- PROMPT
Copy every line of the records below where the word "Best" occurs.

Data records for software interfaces
________________________________________

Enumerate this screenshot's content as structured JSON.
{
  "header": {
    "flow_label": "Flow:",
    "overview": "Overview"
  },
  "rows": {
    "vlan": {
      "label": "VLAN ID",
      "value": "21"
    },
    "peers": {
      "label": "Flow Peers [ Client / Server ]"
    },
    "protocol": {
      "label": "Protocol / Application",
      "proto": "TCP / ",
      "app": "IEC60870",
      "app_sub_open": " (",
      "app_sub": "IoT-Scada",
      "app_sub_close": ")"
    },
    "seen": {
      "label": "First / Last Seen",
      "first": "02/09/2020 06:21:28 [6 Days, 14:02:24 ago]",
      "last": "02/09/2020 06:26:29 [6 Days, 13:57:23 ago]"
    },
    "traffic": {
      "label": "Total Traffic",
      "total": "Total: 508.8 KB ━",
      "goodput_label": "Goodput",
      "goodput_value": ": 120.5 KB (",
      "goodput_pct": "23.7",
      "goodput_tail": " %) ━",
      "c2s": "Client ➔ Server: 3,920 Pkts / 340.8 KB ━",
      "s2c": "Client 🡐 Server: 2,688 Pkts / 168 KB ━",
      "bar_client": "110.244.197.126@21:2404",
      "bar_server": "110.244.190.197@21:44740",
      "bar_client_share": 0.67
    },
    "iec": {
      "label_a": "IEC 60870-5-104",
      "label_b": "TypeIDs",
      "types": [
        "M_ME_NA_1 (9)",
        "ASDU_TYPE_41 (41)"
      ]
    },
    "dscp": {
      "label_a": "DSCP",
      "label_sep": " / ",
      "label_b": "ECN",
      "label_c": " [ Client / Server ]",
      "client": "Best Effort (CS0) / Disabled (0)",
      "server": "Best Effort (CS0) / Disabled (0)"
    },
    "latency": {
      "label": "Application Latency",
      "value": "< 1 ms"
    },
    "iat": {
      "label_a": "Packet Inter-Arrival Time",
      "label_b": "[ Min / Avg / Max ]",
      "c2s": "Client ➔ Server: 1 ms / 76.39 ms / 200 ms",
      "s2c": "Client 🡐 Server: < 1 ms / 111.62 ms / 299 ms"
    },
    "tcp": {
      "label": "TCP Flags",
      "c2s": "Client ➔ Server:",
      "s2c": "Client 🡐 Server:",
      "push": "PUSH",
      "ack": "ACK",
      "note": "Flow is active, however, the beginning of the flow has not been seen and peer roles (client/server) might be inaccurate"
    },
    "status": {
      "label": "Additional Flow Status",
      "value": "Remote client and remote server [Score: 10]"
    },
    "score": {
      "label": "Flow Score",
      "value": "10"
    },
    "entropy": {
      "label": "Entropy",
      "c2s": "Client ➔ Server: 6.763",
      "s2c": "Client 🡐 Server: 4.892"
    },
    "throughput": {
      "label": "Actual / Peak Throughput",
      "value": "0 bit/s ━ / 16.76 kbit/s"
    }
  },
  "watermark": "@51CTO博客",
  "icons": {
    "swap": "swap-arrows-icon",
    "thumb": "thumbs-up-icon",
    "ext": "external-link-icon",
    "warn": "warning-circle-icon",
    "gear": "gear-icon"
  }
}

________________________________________

- TASK RESULT
      "client": "Best Effort (CS0) / Disabled (0)",
      "server": "Best Effort (CS0) / Disabled (0)"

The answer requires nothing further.